**ACTIVITY**
Take each line below that has "this" and copy it.

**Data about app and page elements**
++++++++++
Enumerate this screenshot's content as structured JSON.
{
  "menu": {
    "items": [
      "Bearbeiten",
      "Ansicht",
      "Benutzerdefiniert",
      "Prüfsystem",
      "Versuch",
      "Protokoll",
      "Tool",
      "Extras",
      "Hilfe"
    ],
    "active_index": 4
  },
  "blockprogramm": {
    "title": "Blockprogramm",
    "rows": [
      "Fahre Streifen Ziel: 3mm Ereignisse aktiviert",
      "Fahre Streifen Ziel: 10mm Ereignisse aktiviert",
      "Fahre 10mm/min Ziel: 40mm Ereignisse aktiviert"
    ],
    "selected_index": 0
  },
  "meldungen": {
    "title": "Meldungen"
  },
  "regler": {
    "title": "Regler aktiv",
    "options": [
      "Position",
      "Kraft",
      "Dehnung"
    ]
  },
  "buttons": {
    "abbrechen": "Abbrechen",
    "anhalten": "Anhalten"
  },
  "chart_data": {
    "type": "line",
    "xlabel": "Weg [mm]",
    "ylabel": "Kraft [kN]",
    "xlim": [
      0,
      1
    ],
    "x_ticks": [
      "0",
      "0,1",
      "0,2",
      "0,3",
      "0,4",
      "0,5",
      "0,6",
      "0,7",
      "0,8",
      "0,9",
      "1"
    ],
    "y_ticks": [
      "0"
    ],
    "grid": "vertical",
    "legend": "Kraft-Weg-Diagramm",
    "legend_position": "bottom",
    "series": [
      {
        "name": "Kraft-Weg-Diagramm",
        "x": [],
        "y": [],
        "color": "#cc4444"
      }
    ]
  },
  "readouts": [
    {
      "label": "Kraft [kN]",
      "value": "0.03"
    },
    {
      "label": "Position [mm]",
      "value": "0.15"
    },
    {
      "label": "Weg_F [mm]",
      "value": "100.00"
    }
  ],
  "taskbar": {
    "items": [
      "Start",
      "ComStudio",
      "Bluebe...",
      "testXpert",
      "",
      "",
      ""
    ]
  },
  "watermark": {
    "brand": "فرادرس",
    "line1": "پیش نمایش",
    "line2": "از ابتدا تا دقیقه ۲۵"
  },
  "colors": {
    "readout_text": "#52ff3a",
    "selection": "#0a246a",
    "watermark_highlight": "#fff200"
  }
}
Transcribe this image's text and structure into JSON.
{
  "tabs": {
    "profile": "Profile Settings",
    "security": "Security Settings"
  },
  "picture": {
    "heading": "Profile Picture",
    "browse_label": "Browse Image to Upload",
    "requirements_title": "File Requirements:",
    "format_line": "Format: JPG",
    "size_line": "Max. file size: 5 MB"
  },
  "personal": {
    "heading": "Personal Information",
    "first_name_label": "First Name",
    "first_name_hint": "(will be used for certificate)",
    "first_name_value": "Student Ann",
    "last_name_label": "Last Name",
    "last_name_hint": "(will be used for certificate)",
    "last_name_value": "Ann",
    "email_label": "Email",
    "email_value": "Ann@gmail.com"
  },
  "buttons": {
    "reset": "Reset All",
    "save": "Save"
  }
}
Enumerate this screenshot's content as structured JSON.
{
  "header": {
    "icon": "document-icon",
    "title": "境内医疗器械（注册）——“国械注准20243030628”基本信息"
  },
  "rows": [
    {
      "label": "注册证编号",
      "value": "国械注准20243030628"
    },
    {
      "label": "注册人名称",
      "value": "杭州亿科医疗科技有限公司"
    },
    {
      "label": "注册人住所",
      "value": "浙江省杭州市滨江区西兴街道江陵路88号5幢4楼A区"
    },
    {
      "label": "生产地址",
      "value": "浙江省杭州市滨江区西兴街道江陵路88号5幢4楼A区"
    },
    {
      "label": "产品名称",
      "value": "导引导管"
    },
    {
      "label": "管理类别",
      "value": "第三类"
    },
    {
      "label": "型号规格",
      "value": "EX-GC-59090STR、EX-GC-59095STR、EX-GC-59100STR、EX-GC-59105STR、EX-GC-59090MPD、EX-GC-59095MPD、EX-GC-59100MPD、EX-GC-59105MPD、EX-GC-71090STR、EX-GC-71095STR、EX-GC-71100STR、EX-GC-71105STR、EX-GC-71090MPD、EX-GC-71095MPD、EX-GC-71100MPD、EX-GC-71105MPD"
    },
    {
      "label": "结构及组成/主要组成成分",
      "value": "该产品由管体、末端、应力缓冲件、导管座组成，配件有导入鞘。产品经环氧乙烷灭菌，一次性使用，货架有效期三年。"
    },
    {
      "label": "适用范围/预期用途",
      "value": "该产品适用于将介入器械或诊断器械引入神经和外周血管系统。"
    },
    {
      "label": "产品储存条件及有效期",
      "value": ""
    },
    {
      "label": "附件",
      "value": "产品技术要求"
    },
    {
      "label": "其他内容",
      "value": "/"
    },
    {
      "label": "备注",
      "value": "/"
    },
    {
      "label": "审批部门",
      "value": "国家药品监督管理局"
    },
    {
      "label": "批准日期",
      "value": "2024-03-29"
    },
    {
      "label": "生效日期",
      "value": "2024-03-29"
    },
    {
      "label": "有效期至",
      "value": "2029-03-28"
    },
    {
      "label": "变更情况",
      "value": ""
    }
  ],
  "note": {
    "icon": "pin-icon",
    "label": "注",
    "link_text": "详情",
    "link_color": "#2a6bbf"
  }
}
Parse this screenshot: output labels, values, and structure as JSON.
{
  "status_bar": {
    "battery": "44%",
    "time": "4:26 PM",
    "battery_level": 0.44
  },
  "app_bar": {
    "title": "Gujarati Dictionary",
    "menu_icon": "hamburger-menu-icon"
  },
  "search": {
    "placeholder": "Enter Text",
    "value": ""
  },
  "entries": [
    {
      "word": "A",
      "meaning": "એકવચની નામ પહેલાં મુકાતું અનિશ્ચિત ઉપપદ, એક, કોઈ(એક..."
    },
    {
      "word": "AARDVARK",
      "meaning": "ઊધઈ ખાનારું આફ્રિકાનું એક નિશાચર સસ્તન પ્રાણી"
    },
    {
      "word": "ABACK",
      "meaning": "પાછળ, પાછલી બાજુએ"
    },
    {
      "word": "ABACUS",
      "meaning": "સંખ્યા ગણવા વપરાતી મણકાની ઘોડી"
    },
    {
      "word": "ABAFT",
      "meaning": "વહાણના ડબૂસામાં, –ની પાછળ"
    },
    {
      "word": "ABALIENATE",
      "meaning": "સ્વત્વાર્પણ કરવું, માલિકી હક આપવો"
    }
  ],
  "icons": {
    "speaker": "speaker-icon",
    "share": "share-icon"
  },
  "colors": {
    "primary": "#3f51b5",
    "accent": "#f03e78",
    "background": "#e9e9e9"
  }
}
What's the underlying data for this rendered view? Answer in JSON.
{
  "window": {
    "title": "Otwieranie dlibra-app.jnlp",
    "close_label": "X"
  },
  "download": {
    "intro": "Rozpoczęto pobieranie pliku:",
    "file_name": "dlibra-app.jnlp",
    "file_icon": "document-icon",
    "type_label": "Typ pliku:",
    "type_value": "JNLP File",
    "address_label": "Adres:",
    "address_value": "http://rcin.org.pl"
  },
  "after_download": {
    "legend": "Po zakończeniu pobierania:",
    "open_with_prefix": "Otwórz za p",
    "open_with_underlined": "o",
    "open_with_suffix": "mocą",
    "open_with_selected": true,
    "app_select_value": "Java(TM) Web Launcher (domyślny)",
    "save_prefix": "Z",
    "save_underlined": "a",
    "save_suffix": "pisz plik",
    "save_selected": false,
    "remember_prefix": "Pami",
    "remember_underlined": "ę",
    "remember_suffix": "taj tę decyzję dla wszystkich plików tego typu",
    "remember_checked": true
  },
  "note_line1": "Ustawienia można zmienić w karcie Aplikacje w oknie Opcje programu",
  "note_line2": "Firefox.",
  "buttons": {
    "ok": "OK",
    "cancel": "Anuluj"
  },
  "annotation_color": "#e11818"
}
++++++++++
**EXERCISE ANSWER**
Enumerate this screenshot's content as structured JSON.
Transcribe this image's text and structure into JSON.
Enumerate this screenshot's content as structured JSON.
Parse this screenshot: output labels, values, and structure as JSON.
What's the underlying data for this rendered view? Answer in JSON.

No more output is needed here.